Looking at the broader film landscape, why do most female directors who are household names seem to specialize in romances (Nancy Meyers, Catherine Hardwicke, even the late Nora Ephron)? Among the few American women who are allowed to make prestige cinema, why do critics and the industry trivialize Sofia Coppola’s films about women but then pat themselves on the back for rewarding Kathryn Bigelow, whose movies are set in male spaces like the military? And why aren’t women of color well represented enough in Hollywood to even enter into conversations like these? I don’t feel great reproducing this list of grievances, which you’ll see in just about any lament about women in film, but they go a long way towards explaining why I’m convinced Girlhood would be treated like a niche concern.
Sure, if it were as beautifully and movingly and groundbreakingly constructed as Boyhood, it would get plenty of positive reviews, and not just from female critics. I can’t see Girlhood‘s Tomatometer rating rising above 80, though. For one thing, as Katie Roiphe recently pointed out in a piece arguing that the Norwegian author Karl Ove Knausgaard wouldn’t be so successful if he were female, the public at large seems happy to embrace men’s stories about their daily lives but tends to reject women’s as “banal and egoistic.”
Girlhood would also, I’m sure, ignite the same kinds of controversies that have followed Girls for three seasons but that, strangely, haven’t touched Boyhood: Why give your film a title that promises to represent a whole gender when you’re only portraying a straight, white subset of that gender? The thing is, these are the kinds of fights that take place within and among groups that aren’t well represented in pop culture. When your subject is the human default, he doesn’t have to answer for everyone else who checks the same box on the census form.
Finally, there’s the question of who would actually see Girlhood. I can envision it doing as well as Boyhood at the box office, since it would inevitably become a feminist cause célèbre — the kind of movie that many women (and, yes, some men) would feel obligated to see precisely because it spoke to “the female experience.” I don’t think there would be anything approaching gender parity in the audience for Girlhood, though. The screening of Boyhood I caught, in a large theater with several hundred people, drew a pretty even mix of men and women. If anything, women were the majority; I even spotted a few girls’-night-out groups sitting eight or ten to a row. But at a time when Hollywood is terrified not to cater to the young, straight, white male demographic, I can’t imagine the average non-cinephile man making time for Girlhood, whose deviation from the norm would so clearly code it as the rare film that was not for him.

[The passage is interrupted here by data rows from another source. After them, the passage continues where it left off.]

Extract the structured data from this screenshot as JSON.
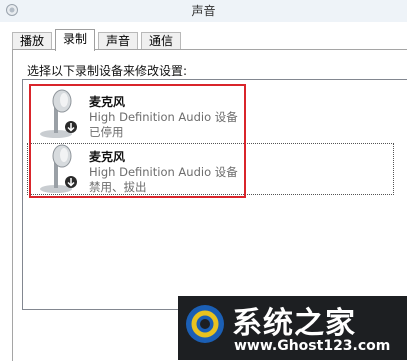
{
  "window": {
    "title": "声音"
  },
  "tabs": [
    {
      "label": "播放"
    },
    {
      "label": "录制"
    },
    {
      "label": "声音"
    },
    {
      "label": "通信"
    }
  ],
  "recording": {
    "instructions": "选择以下录制设备来修改设置:",
    "devices": [
      {
        "name": "麦克风",
        "description": "High Definition Audio 设备",
        "status": "已停用"
      },
      {
        "name": "麦克风",
        "description": "High Definition Audio 设备",
        "status": "禁用、拔出"
      }
    ]
  },
  "watermark": {
    "title": "系统之家",
    "url": "www.Ghost123.com"
  },
  "colors": {
    "highlight": "#d9252b",
    "selected_tab_bg": "#ffffff",
    "watermark_bg": "#1d1f22"
  },
  "icons": {
    "title": "speaker-icon",
    "device": "microphone-icon",
    "device_badge": "down-arrow-badge-icon"
  }
}
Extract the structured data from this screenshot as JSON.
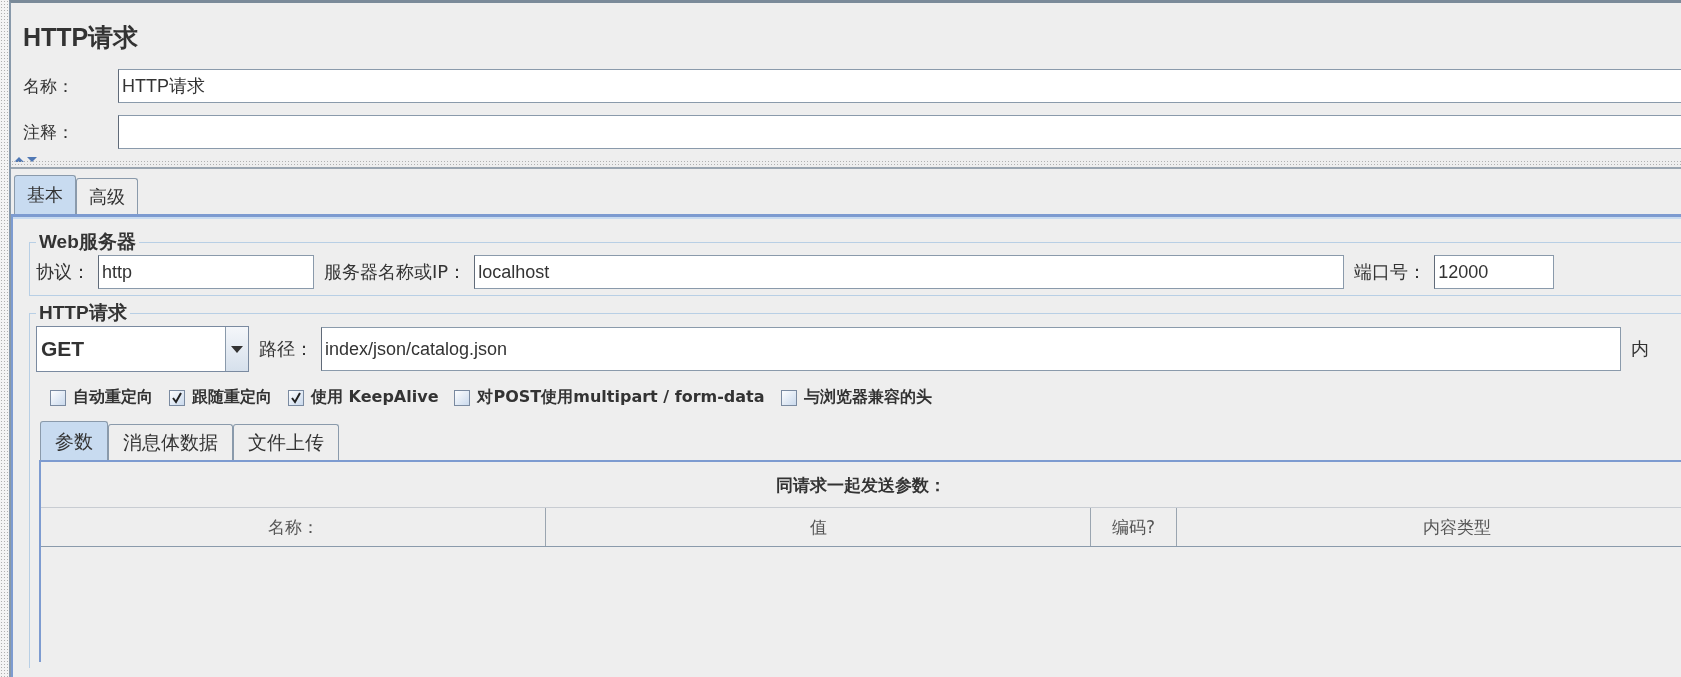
{
  "title": "HTTP请求",
  "fields": [
    {
      "label": "名称：",
      "value": "HTTP请求"
    },
    {
      "label": "注释："
    }
  ],
  "tabs": [
    {
      "label": "基本",
      "selected": true
    },
    {
      "label": "高级",
      "selected": false
    }
  ],
  "web_server": {
    "title": "Web服务器",
    "protocol": {
      "label": "协议：",
      "value": "http"
    },
    "server": {
      "label": "服务器名称或IP：",
      "value": "localhost"
    },
    "port": {
      "label": "端口号：",
      "value": "12000"
    }
  },
  "http_request": {
    "title": "HTTP请求",
    "method": {
      "value": "GET"
    },
    "path": {
      "label": "路径：",
      "value": "index/json/catalog.json"
    },
    "content_encoding_label": "内",
    "options": [
      {
        "label": "自动重定向",
        "checked": false
      },
      {
        "label": "跟随重定向",
        "checked": true
      },
      {
        "label": "使用 KeepAlive",
        "checked": true
      },
      {
        "label": "对POST使用multipart / form-data",
        "checked": false
      },
      {
        "label": "与浏览器兼容的头",
        "checked": false
      }
    ]
  },
  "body_tabs": [
    {
      "label": "参数",
      "selected": true
    },
    {
      "label": "消息体数据",
      "selected": false
    },
    {
      "label": "文件上传",
      "selected": false
    }
  ],
  "parameters": {
    "caption": "同请求一起发送参数：",
    "columns": [
      "名称：",
      "值",
      "编码?",
      "内容类型"
    ]
  }
}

And the idea of a whole row of such dudes, spending a night learning about “the female experience”? Unthinkable.
None of this is Richard Linklater’s fault, and blaming him for any of it would be missing the point. He made the film that resonated with his point of view, and even managed to build in a character or two that pushed Boyhood far beyond it, into, yes, the realm of the universal. Everyone should see it — and I hope someday we’ll have a Girlhood-like film that critics will say that about, too.